The temple town of Antarvedi is at the end of a short drive from Dhindi, over bosky, canal-lined back-roads, through numerous villages and small towns. Simply being in the middle of the vivid greens of paddy and coconut, and the relatively laidback ways of the country will do much to soothe jangled nerves. The quiet temple and beach at journey’s end are icing on the cake.
The Lakshmi Narasimha Swami Temple is the reason why most people come to Antarvedi. The sthala puraana has it that the sage Vasishta consecrated the shrine in honour of Lord Narasimha for avenging the death of Vasishta’s sons at the hands of Raktavilochana, the asura son of Hiranyakashipu. While the first temple is supposed to have been built in the 15th or 16th century, it was subsequently destroyed. The current edifice was completed in 1923.
The temple is designed such that on the day of the Ratha Saptami (in January/February), the rays of the setting sun fall directly on the feet of the deity. The Antarvedi shrine has a quietude and unhurriedness about it that is in stark contrast to the hustle and bustle of most temples nowadays.
The Tirumala Tirupati Devasthanam runs a choultry in Antarvedi.
Antarvedi lighthouse and beach
The picturesque Antarvedi lighthouse complex is a couple of kilometres down the road from the temple, on a stretch of deserted, windswept beach. The neatly painted tower stands in a little complex of its own, complete with pump house, electrical equipment, and staff quarters.

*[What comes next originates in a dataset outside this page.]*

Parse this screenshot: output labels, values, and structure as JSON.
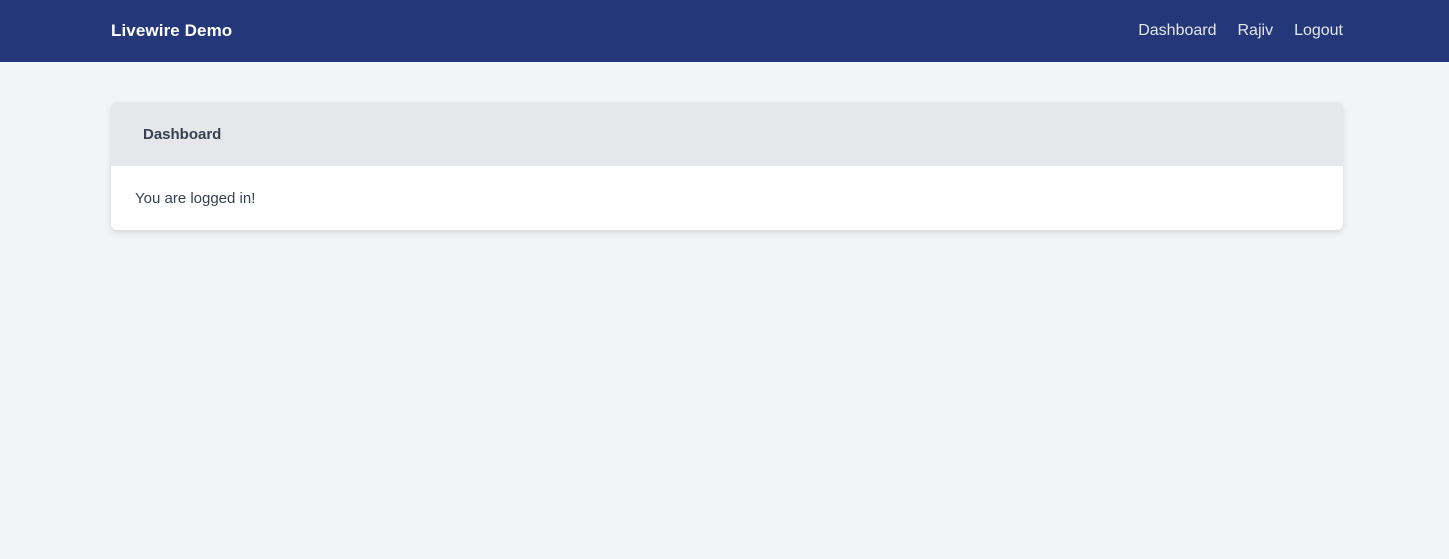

Clamber up 7 floors of steps inside the building and a final metal ladder, and you will find yourself treated to gob-smacking views of patchwork fields glinting in the sun, and fishing vessels taking shelter in the estuary. After its rough and tumble journey from Maharashtra, here is where the sighing Godavari finally joins the Bay of Bengal.
The beach itself is desolate, and a serviceable picnic spot, although the only shade around is offered by clumps of casuarinas. It is the perfect location for one to engage in those solitary and essential interrogations of oneself.

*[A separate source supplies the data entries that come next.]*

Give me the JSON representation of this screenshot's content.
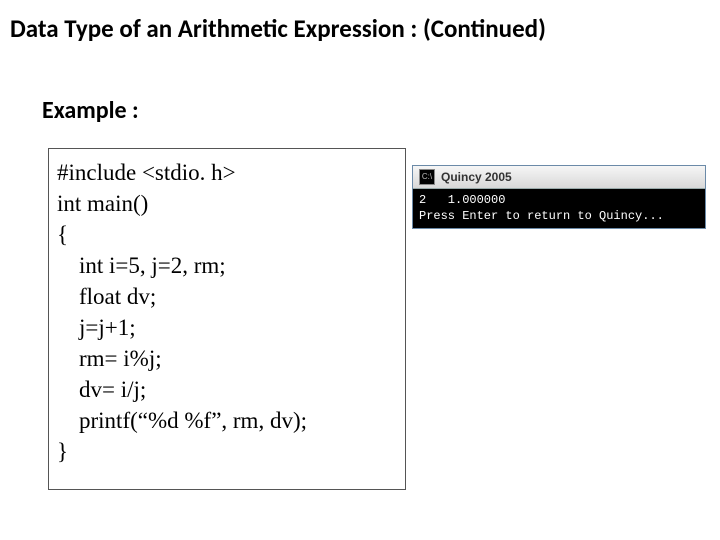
{
  "title": "Data Type of an Arithmetic Expression : (Continued)",
  "subtitle": "Example :",
  "code": {
    "l1": "#include <stdio. h>",
    "l2": "int main()",
    "l3": "{",
    "l4": "int i=5, j=2, rm;",
    "l5": "float dv;",
    "l6": "j=j+1;",
    "l7": "rm= i%j;",
    "l8": "dv= i/j;",
    "l9": "printf(“%d   %f”, rm, dv);",
    "l10": "}"
  },
  "console": {
    "window_title": "Quincy 2005",
    "out1": "2   1.000000",
    "out2": "Press Enter to return to Quincy..."
  }
}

When to go
Basically - in winter. Summers are hot (sometimes very hot, this is Andhra Pradesh!) and it can get very sweaty and sticky in these parts. The rains have the unfortunate side effect of making the river unpredictable, and hey suddenly after lunch all that plunging up and down through the swell isn’t all that much fun anymore. November - January is probably best, but make sure to check the weather report for signs of those utterly unpredictable annual Bay of Bengal productions called tropical cyclones and depressions. If you can put up with a bit of humidity and sweat, or don’t mind getting a little wet, it might be worth going just for the sultry stillness of summer or the susurrus of showers.
LAST BUT NOT THE LEAST (WE-DONT-USE-CLICHES.COM)
A word about the culinary piece de resistance of Konaseema. Upon the mildest interrogation, any local will happily inform you that you really haven’t lived life until you’ve tasted the pulasa fish.
In August/September, as the Godavari brings the fresh water that the monsoon has deposited in the hills to the sea, the pulasa make their way upstream to lay eggs. The fish becomes fleshy, fat, and irresistibly delicious and the market price shoots up by as much as an order of magnitude over the deep sea version. So much so that a proverb in these parts wholeheartedly recommends the pawning of a mangala sutram to pay for the pulasa.
Because of its seasonal nature, the pulasa is not exactly the easiest thing to come by. Even when available, it usually doesn’t find its way into local eateries because of the price. However, do remember to ask the houseboat staff if there is even a slight chance they can rustle up some pulasa. Nothing ventured, nothing gained!
If you’re wondering where you’ve heard this story of the fish-that-is-cheap-and-thin-in-the-sea-and-fat-and-expensive-in-the-river, that’s because the pulasa of Konaseema is none other than the ilish/hilsa that Bengal swears by!